This is the company’s second rebranding exercise in the last 10 years. In 2014, the company, then called Reckitt Benckiser, dropped its name to RB.
Founded in 1840 as Reckitt and Sons, it merged with J&J Colman (British maker of mustard and other kinds of sauces) in 1938 to become Reckitt and Colman.
Cut to 1999, when the company merged with Benckiser NV, a Dutch cleaning supplies company, and took on the name of Reckitt Benckiser.
Then in 2009, the company introduced a new logo that brought together the Reckitt Benckiser name, as well as its short form RB. The logo that included the long and short forms was used for five years, until 2014.
Havas’ branding agency Conran Design Group created and oversaw the latest comprehensive rebranding exercise, including a new visual identity. The company said that the rebranding will roll out across all Reckitt touch points and comprises:
· A new name and logo – the R at the heart of the symbol stands for unity, strength and relentless pursuit, inspired by Reckitt’s purpose to protect, heal and nurture. It denotes Reckitt’s role in the world as a partner and catalyst for positive transformation. The shell-like quality of the symbol evokes a sense of protection and is a reference to the natural world.
· An evolved colour palette – the highly distinctive and recognisable ‘Energy Pink’ is Reckitt’s primary brand colour, signifying its perpetual energy. The secondary colours reflect its product portfolio, and connection to a cleaner, healthier world.
· Bespoke typography – a new, bespoke typeface ‘Energy’ is distinctive, accessible and unique to the Reckitt brand.
· Photography – new photography principles and categories illustrate how everything Reckitt does is connected, and has an impact on the world. Authentic, accessible and active imagery will show how change starts with an individual, the tangible impact Reckitt has on people’s lives, the strength of its partnerships, and its understanding of a changing world.
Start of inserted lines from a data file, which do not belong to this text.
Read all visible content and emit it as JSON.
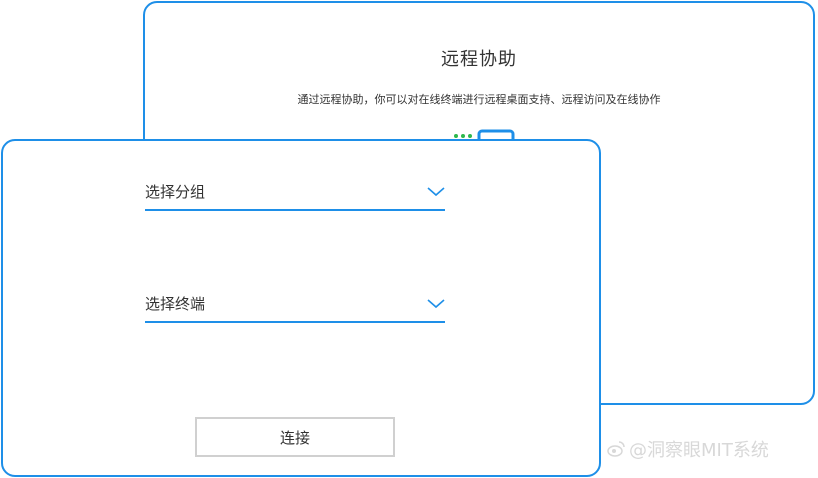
{
  "background_panel": {
    "title": "远程协助",
    "description": "通过远程协助，你可以对在线终端进行远程桌面支持、远程访问及在线协作",
    "icon": "remote-desktop-icon"
  },
  "form": {
    "group_select": {
      "label": "选择分组",
      "icon": "chevron-down-icon"
    },
    "terminal_select": {
      "label": "选择终端",
      "icon": "chevron-down-icon"
    },
    "connect_button": {
      "label": "连接"
    }
  },
  "watermark": {
    "text": "@洞察眼MIT系统",
    "icon": "weibo-icon"
  },
  "colors": {
    "accent": "#1e8fe8",
    "icon_green": "#2db84d",
    "button_border": "#d0d0d0",
    "text": "#333333"
  }
}
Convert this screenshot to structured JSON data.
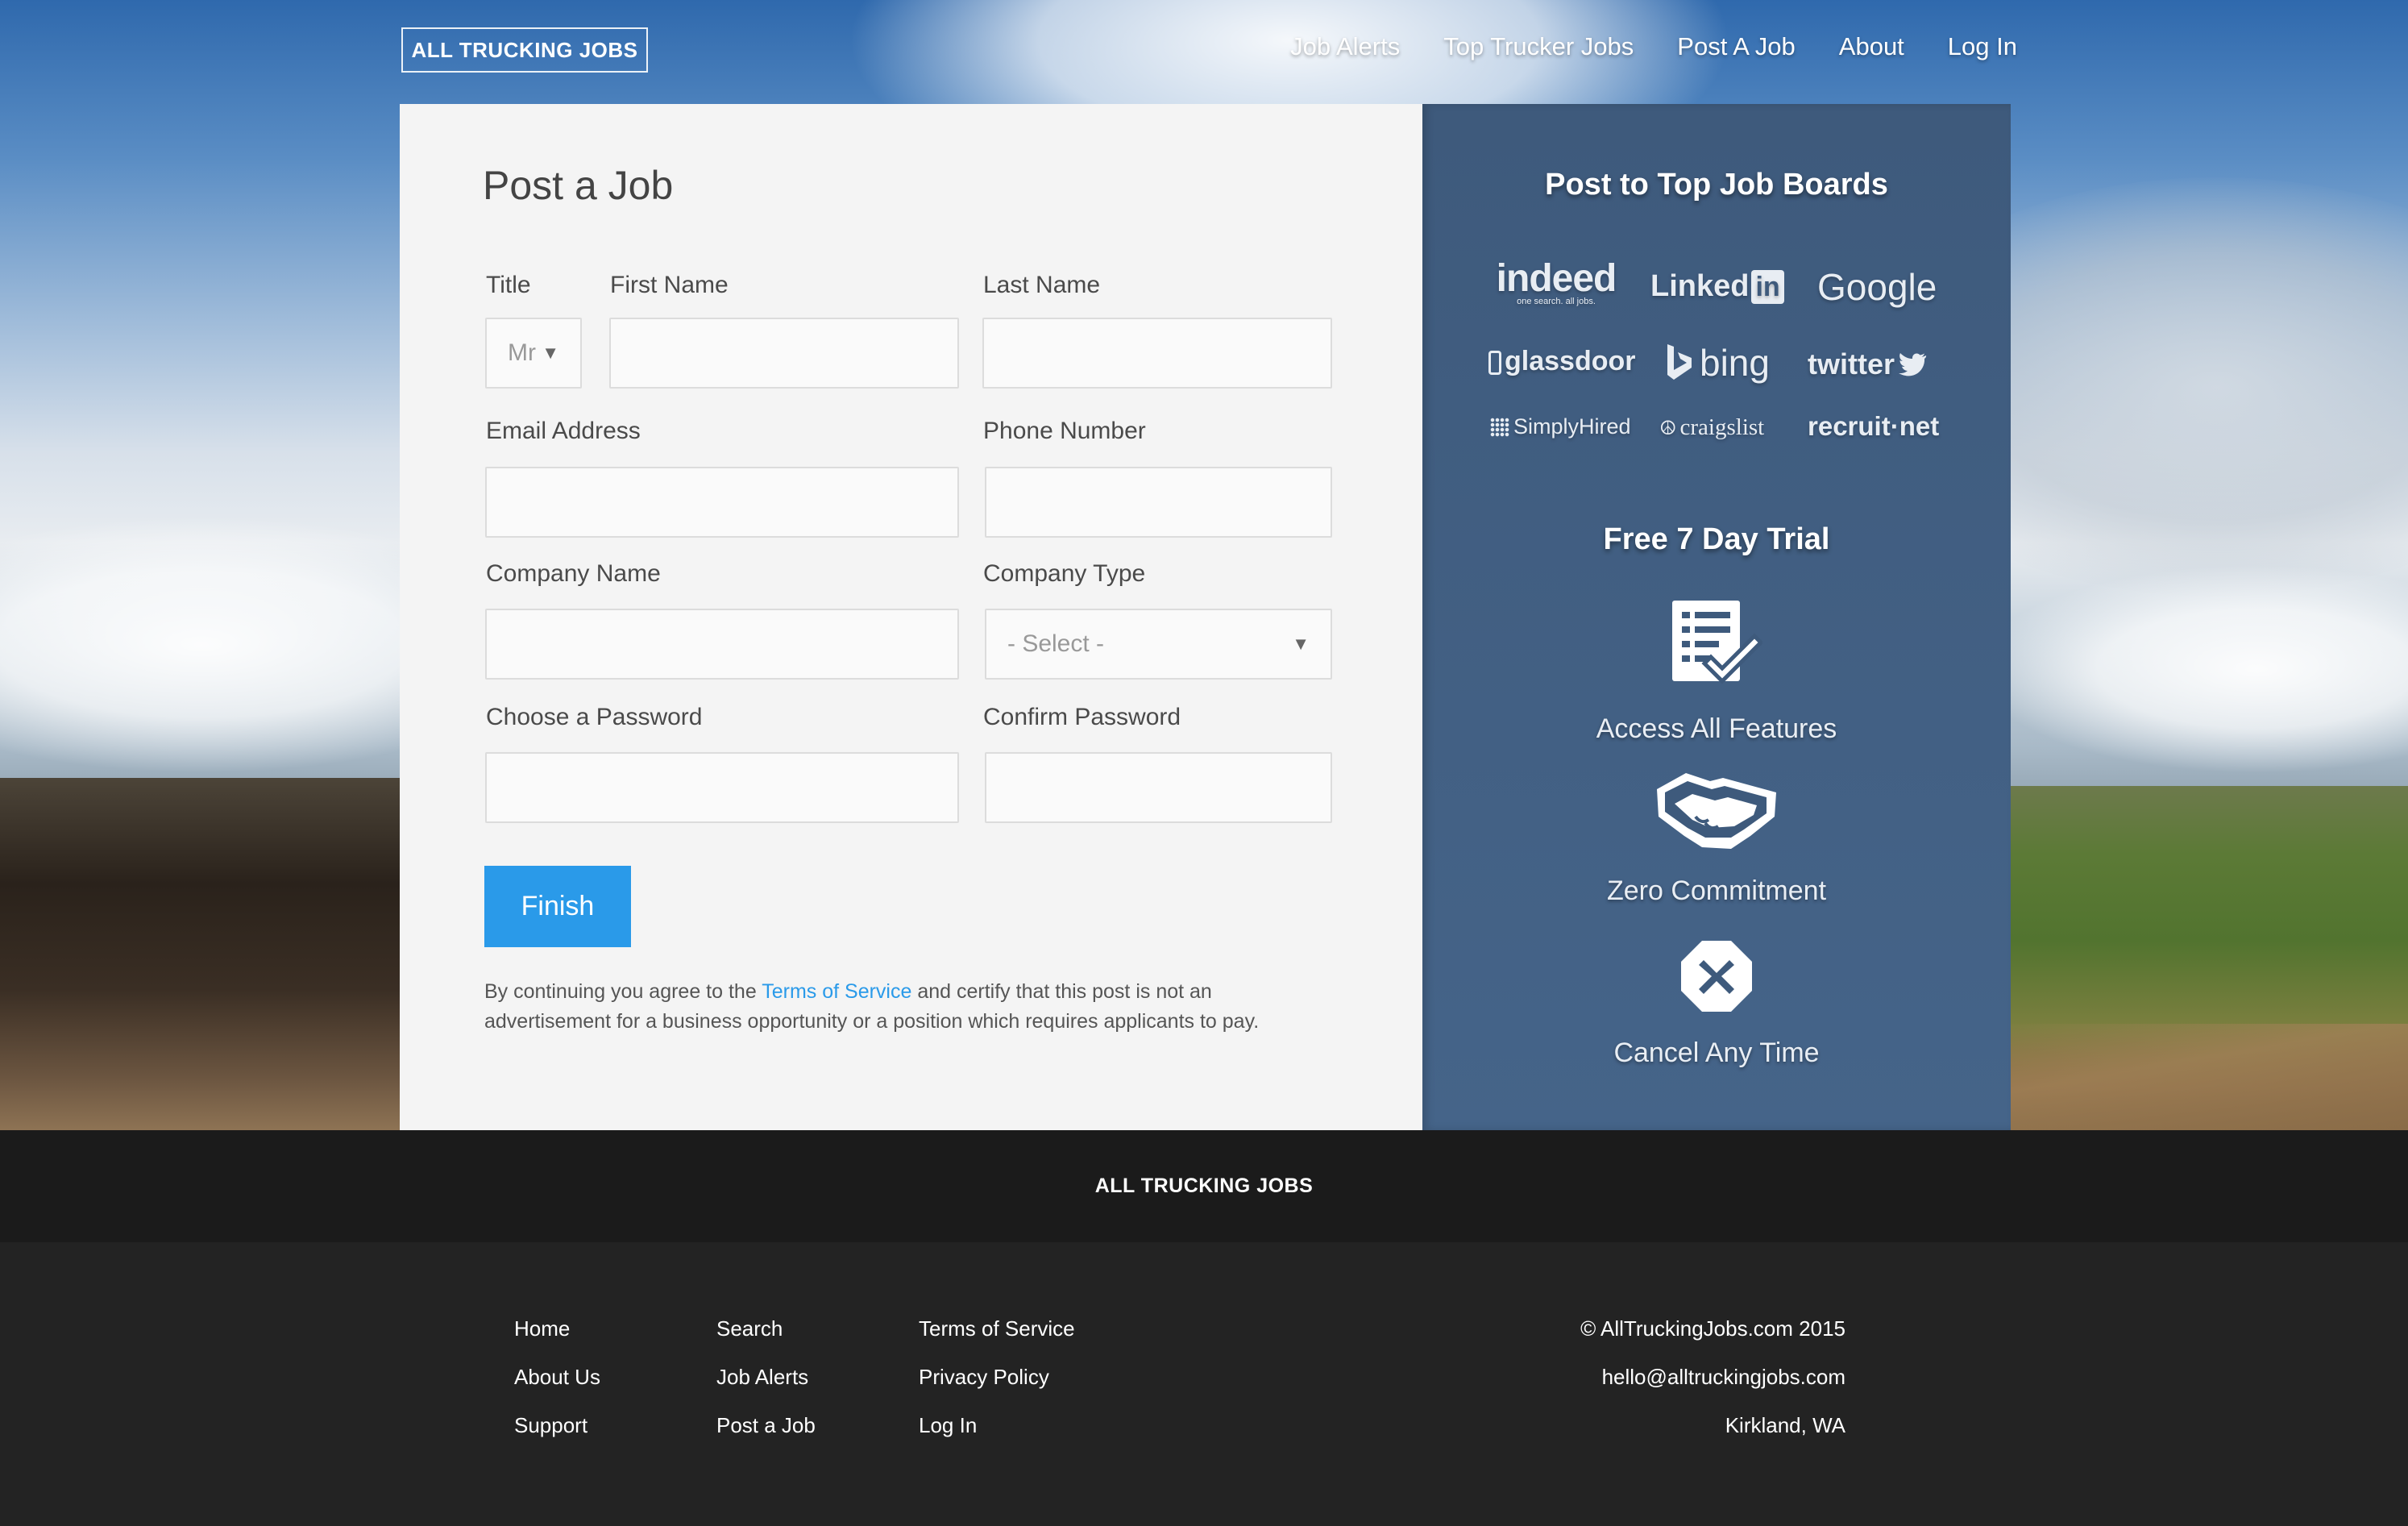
{
  "brand": "ALL TRUCKING JOBS",
  "nav": {
    "items": [
      "Job Alerts",
      "Top Trucker Jobs",
      "Post A Job",
      "About",
      "Log In"
    ]
  },
  "form": {
    "title": "Post a Job",
    "labels": {
      "title": "Title",
      "first_name": "First Name",
      "last_name": "Last Name",
      "email": "Email Address",
      "phone": "Phone Number",
      "company_name": "Company Name",
      "company_type": "Company Type",
      "password": "Choose a Password",
      "confirm_password": "Confirm Password"
    },
    "values": {
      "title": "Mr",
      "company_type": "- Select -"
    },
    "finish_label": "Finish",
    "terms": {
      "before": "By continuing you agree to the ",
      "link": "Terms of Service",
      "after": " and certify that this post is not an advertisement for a business opportunity or a position which requires applicants to pay."
    }
  },
  "sidebar": {
    "boards_title": "Post to Top Job Boards",
    "boards": [
      "indeed",
      "Linked",
      "in",
      "Google",
      "glassdoor",
      "bing",
      "twitter",
      "SimplyHired",
      "craigslist",
      "recruit·net"
    ],
    "indeed_tagline": "one search. all jobs.",
    "trial_title": "Free 7 Day Trial",
    "features": [
      {
        "label": "Access All Features",
        "icon": "checklist-icon"
      },
      {
        "label": "Zero Commitment",
        "icon": "handshake-icon"
      },
      {
        "label": "Cancel Any Time",
        "icon": "cancel-icon"
      }
    ]
  },
  "footer": {
    "brand": "ALL TRUCKING JOBS",
    "col1": [
      "Home",
      "About Us",
      "Support"
    ],
    "col2": [
      "Search",
      "Job Alerts",
      "Post a Job"
    ],
    "col3": [
      "Terms of Service",
      "Privacy Policy",
      "Log In"
    ],
    "info": [
      "© AllTruckingJobs.com 2015",
      "hello@alltruckingjobs.com",
      "Kirkland, WA"
    ]
  },
  "colors": {
    "accent": "#2a9ae9",
    "sidebar": "#3e5a7c",
    "footer_dark": "#1b1b1b"
  }
}
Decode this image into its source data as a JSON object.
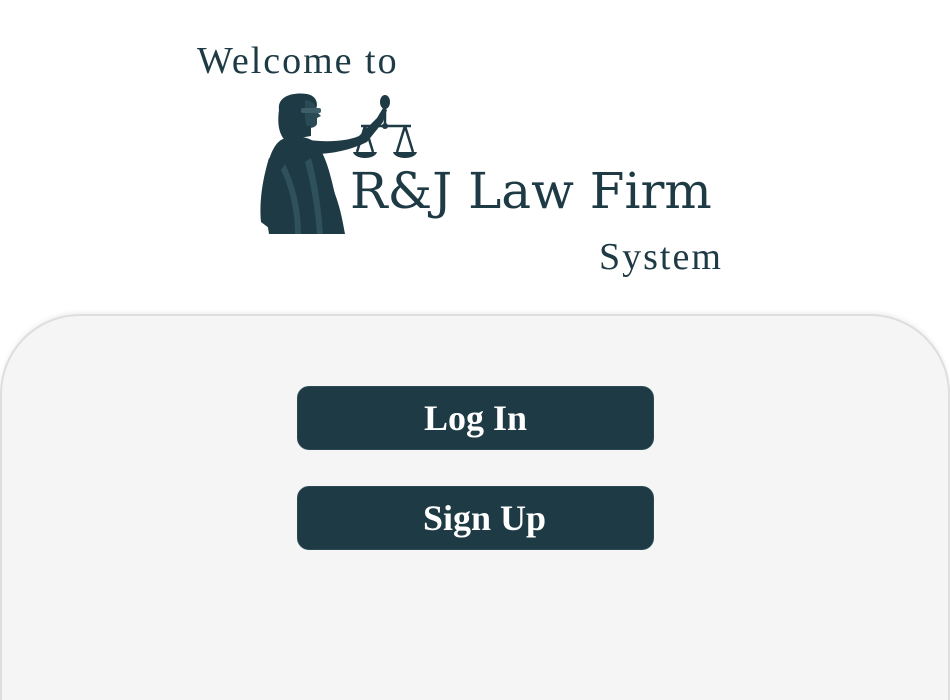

What’s in a name?
We live in a world where companies and brands change their logos often to spread awareness, or celebrate a cause. For instance, young brands today change their logos quite often. Be it to promote mask-wearing, like Subway did, or for any other reason.
Turns out Zomato had changed it logo twice in three months in 2015.
Also, companies like Myntra and Amazon changed their logos because of user complaints.
We asked Deshpande that with such frequent logo changes from brands like Swiggy and Zomato, does it matter to see a legacy company rebrand itself. “Let us not compare apples and oranges. These are not the right examples while talking about a brand like Reckitt, or any other corporate brand.”
Deshpande remarks that there is a big difference between the objectives and outcome of building a corporate brand, and a consumer-facing product/service brand.
“Corporate brand is an inside out expression and speaks of what the company believes in, or stands for.” It is meant to build trust and confidence for internal and external stakeholders, Deshpande says, adding that corporate brand is about long-term value system and vision of the organisation. It is more than the sum of the products, or the services that the company may offer.
We also wondered what happens behind the scenes for a company like RB to rebrand itself and questioned Deshpande on the possible discussions the company may have had with Conrad.
“Rebranding is not only a 'design' exercise. It questions the purpose and vision of the company, and brings it to life through visual expressions,” says Deshpande. She went on to add that it becomes imperative to renew and realign the brand image, if there is a compelling reason for rebranding, such as changing markets, the evolution of target audience, transformed business vision, or some significant movement in the competitive set.
Rebranding exercises can't be decided based on how easy, or hard they are to execute, she says, “Misalignment causes far more damage than the effort required during rebranding.”